The required statement of management's responsibilities for preparing the institution's financial statements;
The required statement of management's responsibilities for complying with the designated safety and soundness laws and regulations; and
Management's required assessment of the institution's compliance with the designated safety and soundness laws and regulations during its most recent fiscal year.
The chief executive officer and the chief accounting or chief financial officer of each institution subject to the annual audit and reporting requirements of Section 36 and Part 363 should ensure that their management report has been properly prepared before signing and dating the report. Institutions filing deficient management reports will be directed to revise and resubmit these reports.
Management's Assessment of Internal Controls and Accountant's Attestation on This Assessment
In addition to the management report requirements pertaining to the internal control structure and procedures for financial reporting discussed above, Section 36 and Part 363 require a covered institution's independent public accountant to examine, attest to, and report separately on management's assertion concerning internal control. This attestation report must be included in the annual report the covered institution files with the FDIC, its primary federal regulator (if other than the FDIC), and any appropriate state supervisor.
The language in Section 404 of the Sarbanes-Oxley Act requiring each public company to include an internal control report and an accountant's attestation report thereon in its annual report filed under the Securities Exchange Act of 1934 is substantially similar to the language in Section 36. However, the SEC has yet to prescribe rules requiring the internal control report and accountant's attestation report. After such rules have been adopted by the SEC, the FDIC will review these rules to determine whether covered institutions that are public companies, or subsidiaries of public companies, can use the Section 404 internal control report and accountant's attestation report to satisfy the comparable Section 36 and Part 363 requirement. In the meantime, covered institutions and their independent public accountants must continue to comply with the relevant requirements of Section 36 and Part 363 that pertain to internal control.
Other Provisions of the Sarbanes-Oxley Act

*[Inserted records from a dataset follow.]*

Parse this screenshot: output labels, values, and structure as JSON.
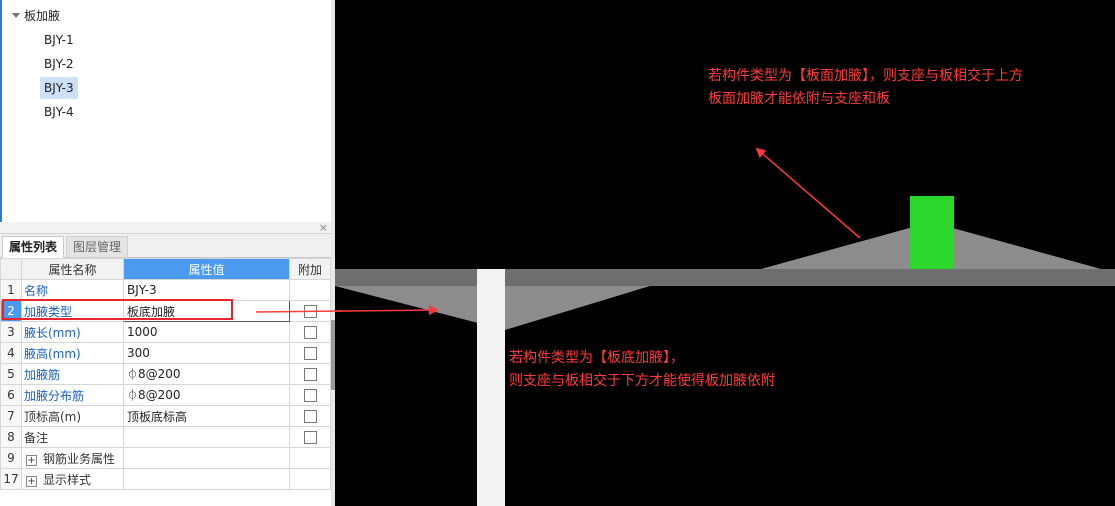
{
  "tree": {
    "root_label": "板加腋",
    "items": [
      "BJY-1",
      "BJY-2",
      "BJY-3",
      "BJY-4"
    ],
    "selected": "BJY-3"
  },
  "panel": {
    "close_glyph": "×",
    "tabs": [
      "属性列表",
      "图层管理"
    ],
    "columns": [
      "属性名称",
      "属性值",
      "附加"
    ]
  },
  "rows": [
    {
      "num": "1",
      "name": "名称",
      "value": "BJY-3",
      "blue": true,
      "checkbox": false
    },
    {
      "num": "2",
      "name": "加腋类型",
      "value": "板底加腋",
      "blue": true,
      "checkbox": true
    },
    {
      "num": "3",
      "name": "腋长(mm)",
      "value": "1000",
      "blue": true,
      "checkbox": true
    },
    {
      "num": "4",
      "name": "腋高(mm)",
      "value": "300",
      "blue": true,
      "checkbox": true
    },
    {
      "num": "5",
      "name": "加腋筋",
      "value": "8@200",
      "rebar": "⏀",
      "blue": true,
      "checkbox": true
    },
    {
      "num": "6",
      "name": "加腋分布筋",
      "value": "8@200",
      "rebar": "⏀",
      "blue": true,
      "checkbox": true
    },
    {
      "num": "7",
      "name": "顶标高(m)",
      "value": "顶板底标高",
      "blue": false,
      "checkbox": true
    },
    {
      "num": "8",
      "name": "备注",
      "value": "",
      "blue": false,
      "checkbox": true
    },
    {
      "num": "9",
      "name": "钢筋业务属性",
      "value": "",
      "blue": false,
      "checkbox": false,
      "expand": "+"
    },
    {
      "num": "17",
      "name": "显示样式",
      "value": "",
      "blue": false,
      "checkbox": false,
      "expand": "+"
    }
  ],
  "annotations": {
    "top_line1": "若构件类型为【板面加腋】，则支座与板相交于上方",
    "top_line2": "板面加腋才能依附与支座和板",
    "bottom_line1": "若构件类型为【板底加腋】，",
    "bottom_line2": "则支座与板相交于下方才能使得板加腋依附"
  },
  "colors": {
    "slab": "#6e6e6e",
    "haunch": "#8c8c8c",
    "support": "#2ad72a",
    "column": "#f2f2f2",
    "annotation": "#ff3a3a",
    "highlight": "#e8262d"
  }
}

Unless and until the FDIC adopts any amendments to Part 363 in response to other provisions of the Sarbanes-Oxley Act and the SEC's implementing regulations, FDIC-supervised covered institutions that are not public companies should review the guidance in Attachment I concerning corporate governance practices that the FDIC encourages non-public institutions to implement to the extent feasible given the institution's size, complexity, and risk profile.